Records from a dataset
○ ○ ○
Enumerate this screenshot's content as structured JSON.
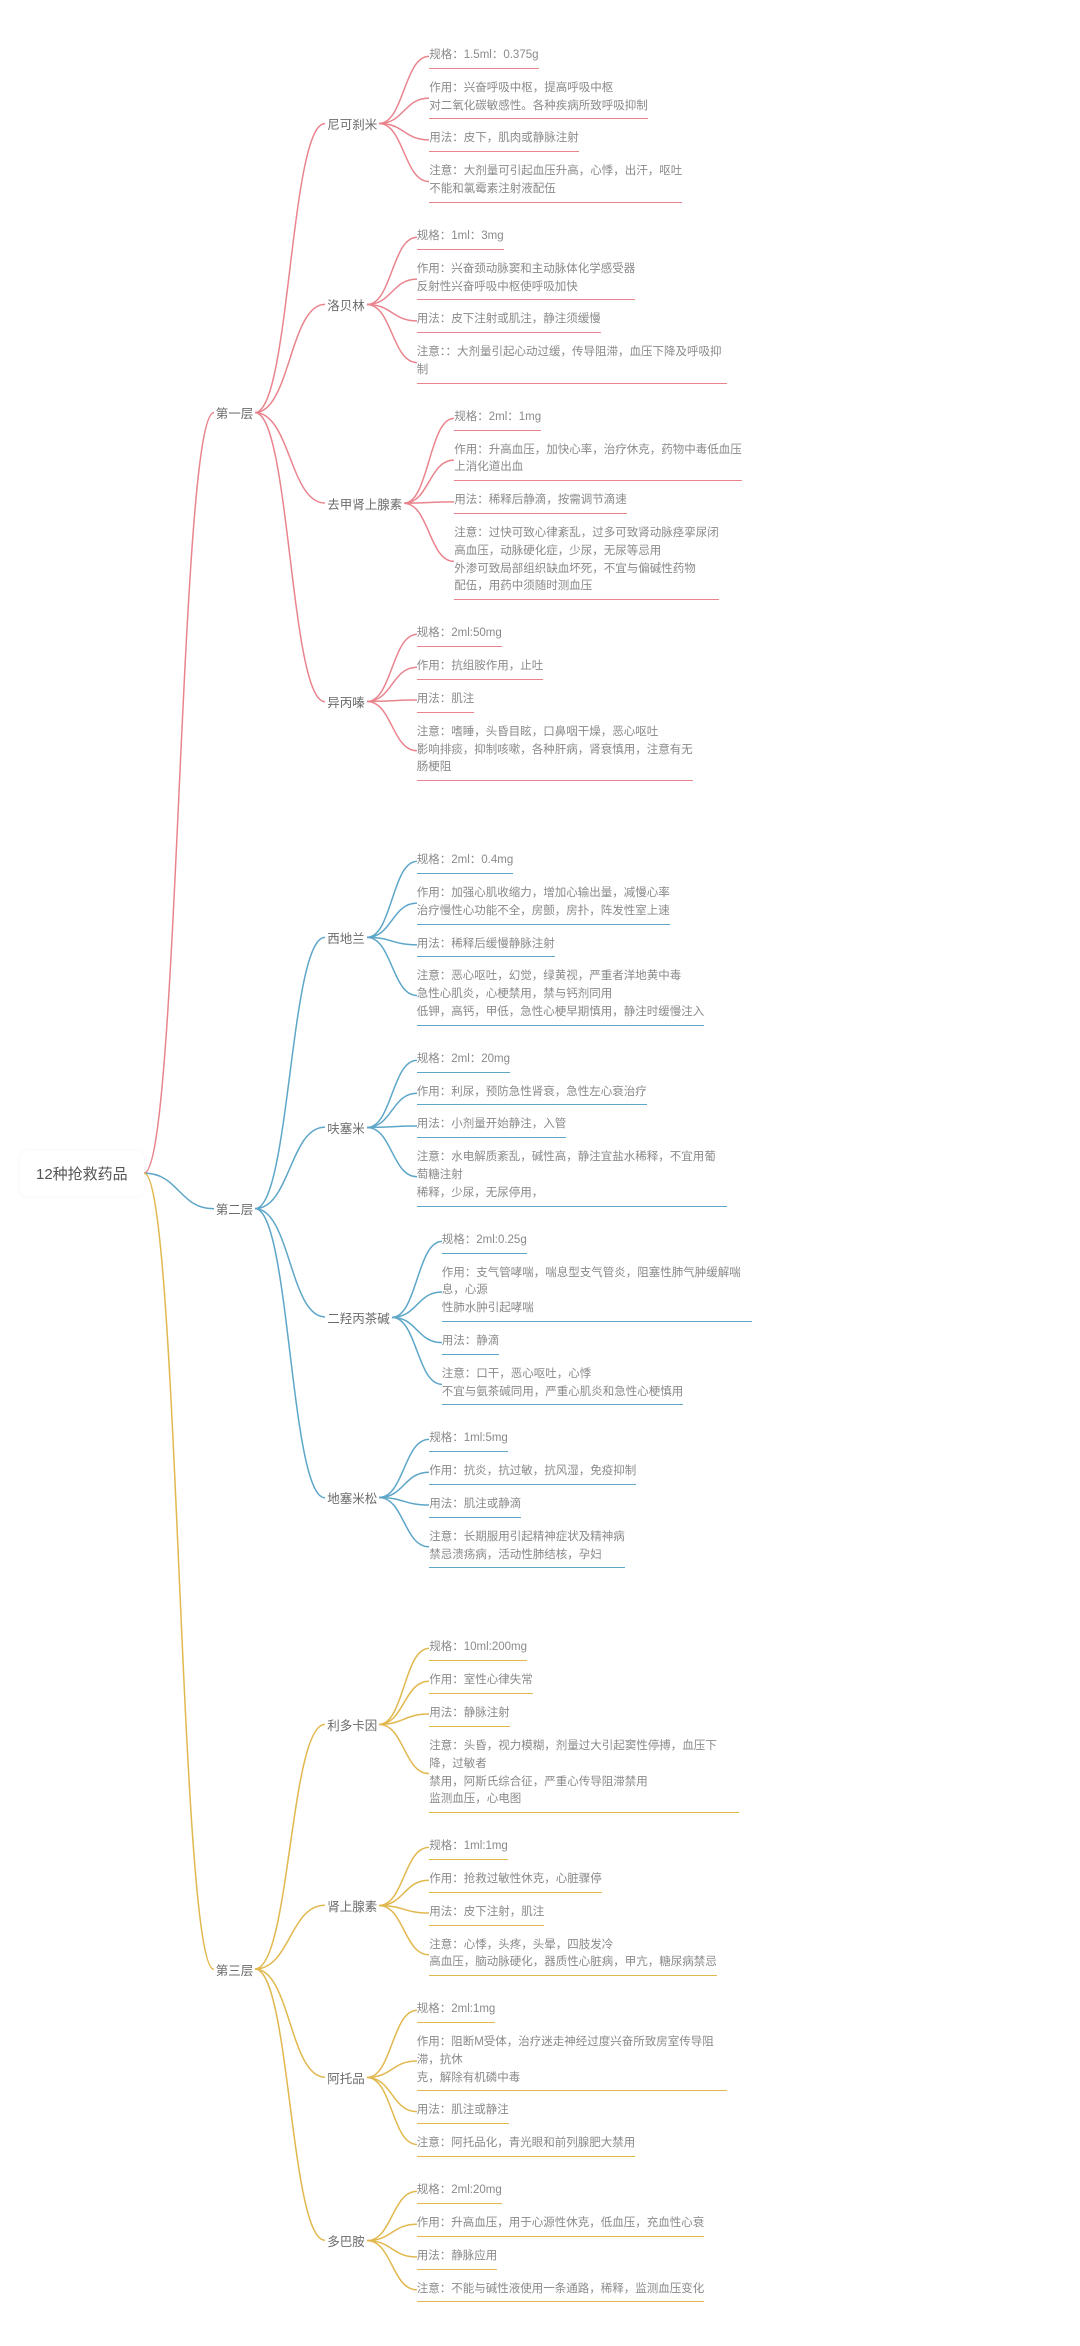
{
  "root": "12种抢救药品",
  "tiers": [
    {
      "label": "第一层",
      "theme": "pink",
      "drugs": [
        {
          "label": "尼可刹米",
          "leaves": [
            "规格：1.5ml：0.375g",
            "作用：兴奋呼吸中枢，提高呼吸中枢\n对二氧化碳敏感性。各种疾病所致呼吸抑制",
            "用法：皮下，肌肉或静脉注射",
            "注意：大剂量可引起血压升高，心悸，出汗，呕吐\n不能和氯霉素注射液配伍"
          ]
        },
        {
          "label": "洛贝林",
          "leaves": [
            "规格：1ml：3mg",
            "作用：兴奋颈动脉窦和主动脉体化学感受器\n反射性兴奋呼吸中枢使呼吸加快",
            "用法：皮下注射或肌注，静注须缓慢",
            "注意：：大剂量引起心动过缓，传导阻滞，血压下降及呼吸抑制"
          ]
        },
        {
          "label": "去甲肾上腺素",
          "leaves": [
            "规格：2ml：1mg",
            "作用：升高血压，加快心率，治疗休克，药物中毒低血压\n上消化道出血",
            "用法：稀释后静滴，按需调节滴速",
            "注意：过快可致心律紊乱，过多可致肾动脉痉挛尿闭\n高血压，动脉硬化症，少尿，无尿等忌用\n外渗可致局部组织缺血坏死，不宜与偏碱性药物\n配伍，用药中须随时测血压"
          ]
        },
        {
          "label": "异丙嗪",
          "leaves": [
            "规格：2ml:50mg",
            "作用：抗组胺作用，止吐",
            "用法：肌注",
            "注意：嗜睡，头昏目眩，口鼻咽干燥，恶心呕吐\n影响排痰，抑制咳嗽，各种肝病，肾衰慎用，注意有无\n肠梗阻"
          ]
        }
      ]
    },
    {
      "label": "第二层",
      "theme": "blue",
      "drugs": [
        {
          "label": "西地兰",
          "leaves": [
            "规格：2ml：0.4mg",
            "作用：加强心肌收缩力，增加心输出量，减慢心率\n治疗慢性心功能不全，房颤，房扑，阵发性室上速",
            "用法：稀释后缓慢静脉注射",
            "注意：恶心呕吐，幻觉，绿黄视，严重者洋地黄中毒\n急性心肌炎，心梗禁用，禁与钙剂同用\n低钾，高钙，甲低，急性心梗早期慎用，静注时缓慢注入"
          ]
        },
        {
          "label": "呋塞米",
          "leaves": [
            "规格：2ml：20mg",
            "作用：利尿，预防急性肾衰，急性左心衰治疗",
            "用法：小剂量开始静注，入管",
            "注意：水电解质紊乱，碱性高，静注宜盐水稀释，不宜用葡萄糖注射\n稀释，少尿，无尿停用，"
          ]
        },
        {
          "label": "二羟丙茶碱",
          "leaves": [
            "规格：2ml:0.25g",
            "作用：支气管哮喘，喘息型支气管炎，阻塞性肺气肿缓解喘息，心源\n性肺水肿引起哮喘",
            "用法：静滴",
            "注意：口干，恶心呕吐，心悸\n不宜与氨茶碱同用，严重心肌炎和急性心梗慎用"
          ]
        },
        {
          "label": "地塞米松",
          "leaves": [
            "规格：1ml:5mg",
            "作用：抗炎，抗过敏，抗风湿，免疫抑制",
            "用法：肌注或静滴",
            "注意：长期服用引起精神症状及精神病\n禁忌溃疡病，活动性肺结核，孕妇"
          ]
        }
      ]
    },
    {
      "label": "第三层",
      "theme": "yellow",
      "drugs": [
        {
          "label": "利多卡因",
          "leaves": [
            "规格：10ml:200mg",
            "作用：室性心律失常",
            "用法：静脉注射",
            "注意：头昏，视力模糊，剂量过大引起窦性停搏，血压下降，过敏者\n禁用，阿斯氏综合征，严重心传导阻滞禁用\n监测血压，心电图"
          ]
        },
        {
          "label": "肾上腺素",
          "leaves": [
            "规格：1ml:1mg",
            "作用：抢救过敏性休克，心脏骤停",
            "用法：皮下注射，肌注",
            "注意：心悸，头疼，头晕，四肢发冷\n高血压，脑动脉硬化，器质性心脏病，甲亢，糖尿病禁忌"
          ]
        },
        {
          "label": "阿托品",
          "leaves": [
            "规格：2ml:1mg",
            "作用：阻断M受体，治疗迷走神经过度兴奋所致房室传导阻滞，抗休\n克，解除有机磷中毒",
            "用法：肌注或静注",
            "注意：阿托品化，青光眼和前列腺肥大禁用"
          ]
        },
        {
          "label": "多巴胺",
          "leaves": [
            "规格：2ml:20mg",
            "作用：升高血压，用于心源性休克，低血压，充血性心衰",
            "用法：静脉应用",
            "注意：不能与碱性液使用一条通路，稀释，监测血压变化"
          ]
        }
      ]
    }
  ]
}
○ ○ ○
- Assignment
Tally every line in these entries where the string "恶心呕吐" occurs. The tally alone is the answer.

- Response to the exercise
3